The records below are to be restated word for word, with every picture left out.

[[ Data for this exercise, beginning ]]

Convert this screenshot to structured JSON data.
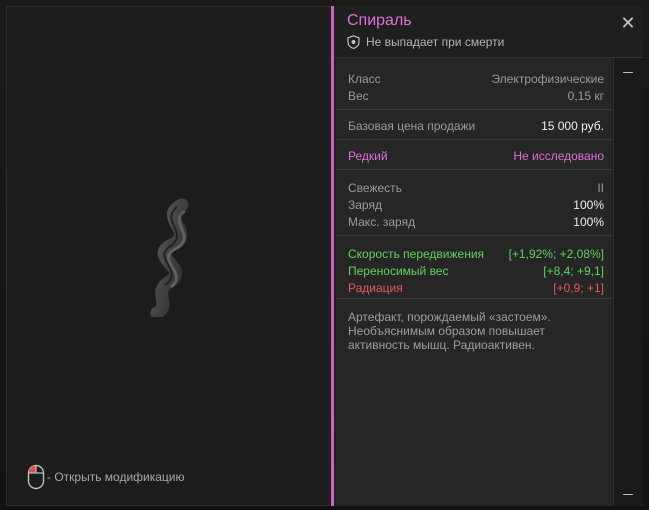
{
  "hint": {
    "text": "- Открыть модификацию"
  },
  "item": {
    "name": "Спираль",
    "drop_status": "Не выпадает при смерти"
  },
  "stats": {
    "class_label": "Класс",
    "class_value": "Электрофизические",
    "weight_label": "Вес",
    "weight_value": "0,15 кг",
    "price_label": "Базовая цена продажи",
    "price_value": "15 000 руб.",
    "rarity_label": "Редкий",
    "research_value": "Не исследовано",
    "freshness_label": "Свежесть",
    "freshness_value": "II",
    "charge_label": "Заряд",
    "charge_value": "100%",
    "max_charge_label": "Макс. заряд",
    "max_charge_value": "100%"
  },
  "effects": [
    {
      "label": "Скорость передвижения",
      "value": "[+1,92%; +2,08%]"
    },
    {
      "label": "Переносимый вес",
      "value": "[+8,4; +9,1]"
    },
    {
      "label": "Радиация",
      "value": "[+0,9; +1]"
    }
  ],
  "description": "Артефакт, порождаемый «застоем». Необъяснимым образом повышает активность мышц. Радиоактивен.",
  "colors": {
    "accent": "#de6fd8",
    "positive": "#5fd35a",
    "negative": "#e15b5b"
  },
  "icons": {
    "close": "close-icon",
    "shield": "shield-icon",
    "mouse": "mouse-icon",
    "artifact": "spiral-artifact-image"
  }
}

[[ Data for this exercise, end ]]

• **Result for this task**:
Convert this screenshot to structured JSON data.
{
  "hint": {
    "text": "- Открыть модификацию"
  },
  "item": {
    "name": "Спираль",
    "drop_status": "Не выпадает при смерти"
  },
  "stats": {
    "class_label": "Класс",
    "class_value": "Электрофизические",
    "weight_label": "Вес",
    "weight_value": "0,15 кг",
    "price_label": "Базовая цена продажи",
    "price_value": "15 000 руб.",
    "rarity_label": "Редкий",
    "research_value": "Не исследовано",
    "freshness_label": "Свежесть",
    "freshness_value": "II",
    "charge_label": "Заряд",
    "charge_value": "100%",
    "max_charge_label": "Макс. заряд",
    "max_charge_value": "100%"
  },
  "effects": [
    {
      "label": "Скорость передвижения",
      "value": "[+1,92%; +2,08%]"
    },
    {
      "label": "Переносимый вес",
      "value": "[+8,4; +9,1]"
    },
    {
      "label": "Радиация",
      "value": "[+0,9; +1]"
    }
  ],
  "description": "Артефакт, порождаемый «застоем». Необъяснимым образом повышает активность мышц. Радиоактивен.",
  "colors": {
    "accent": "#de6fd8",
    "positive": "#5fd35a",
    "negative": "#e15b5b"
  },
  "icons": {
    "close": "close-icon",
    "shield": "shield-icon",
    "mouse": "mouse-icon",
    "artifact": "spiral-artifact-image"
  }
}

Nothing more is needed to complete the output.